It’s a frigid, stormy night. The rain is pouring down in sheets, making it difficult to see the road ahead of you.
You stop at a light and see three people sitting at a bus stop.
One is an elderly woman, shivering uncontrollably, clutching her cane as she coughs into a handkerchief.
One is an old friend you haven’t seen in years who once did you a huge favor.
One is the fantasized romantic partner of your dreams just waiting for you to come along.
You have a small convertible with only one passenger seat. To whom do you offer a ride?
Help the elderly lady? Repay the favor to your old friend? Meet your perfect mate?
If you have high emotional intelligence you’ll feel compelled to do all three.
Emotional Intelligence (EI) is a greater ability to recognize our own emotions and those of others, process this information quickly, and use it to adapt our behavior to various situations (like the bus stop example above).
The term was coined in 1964, but didn’t get much attention until 1995 when New York Times journalist Daniel Goleman wrote his bestseller, appropriately titled Emotional Intelligence (translated in 40 languages).
An expert on cognition and behavioral science, Goleman posits that EI is just as important as IQ (if not more so) for social and professional success.
He explains that EI is a learned skill that can be cultivated and refined over time, and is a key characteristic of leadership that drives optimal performance in the 21st century workplace.
As an example, emotional intelligence impacts income. Those with highly developed EIs are typically higher earners, averaging $29,000 more in annual earnings compared to those with underdeveloped EI. People with higher EI also have a higher net worth, travel more, and retire earlier.
You can train your brain to enhance your EI. Listen closely to what others are saying while carefully watching their eyes, body positioning, and facial expressions.
Be aware that what you’re hearing may be different from what they’re actually thinking. Being consistently conscious that one’s words might not reflect their true thoughts not only helps you decipher their real intentions, it trains you to do it naturally and intuitively in the future.
Over the last two decades, emotional intelligence has increasingly been referred to as “the new smart.”
EI is the new smart because it makes us more sensitive to situations and more inclined to find win-win solutions that work for everyone. It also helps us make better decisions because we are more understanding of the wants and needs of those around us.
Now, think back to the bus stop story. You want to help the elderly lady. You want to return the favor to the old friend. You also want to meet your future partner. How would you handle the situation?
If you have high EI, you’ll struggle. You’ll have a hard time settling, not achieving all three goals. It will drive you nuts. So you’ll force yourself to think: How can I do it all?
That’s why someone with high EI is more likely to solve the dilemma. What’s the solution?

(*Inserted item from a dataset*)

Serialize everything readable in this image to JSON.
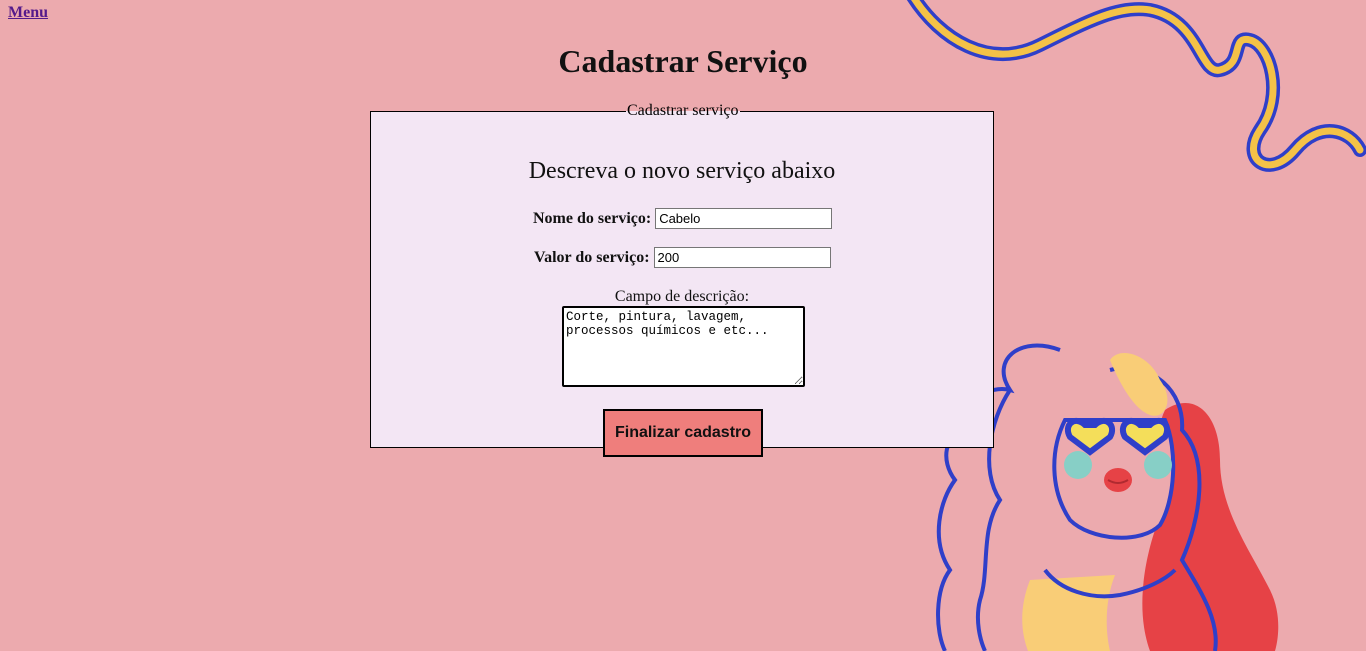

Give up your warm and toasty driver’s seat to your friend if he agrees to drive the elderly lady home while you wait at the bus stop and start a conversation with the mate of your dreams. Your friend will come back and pick you up, at which point you can drive him home too. You did it all.
How high is your EI?
Remember, the new smart is in the heart.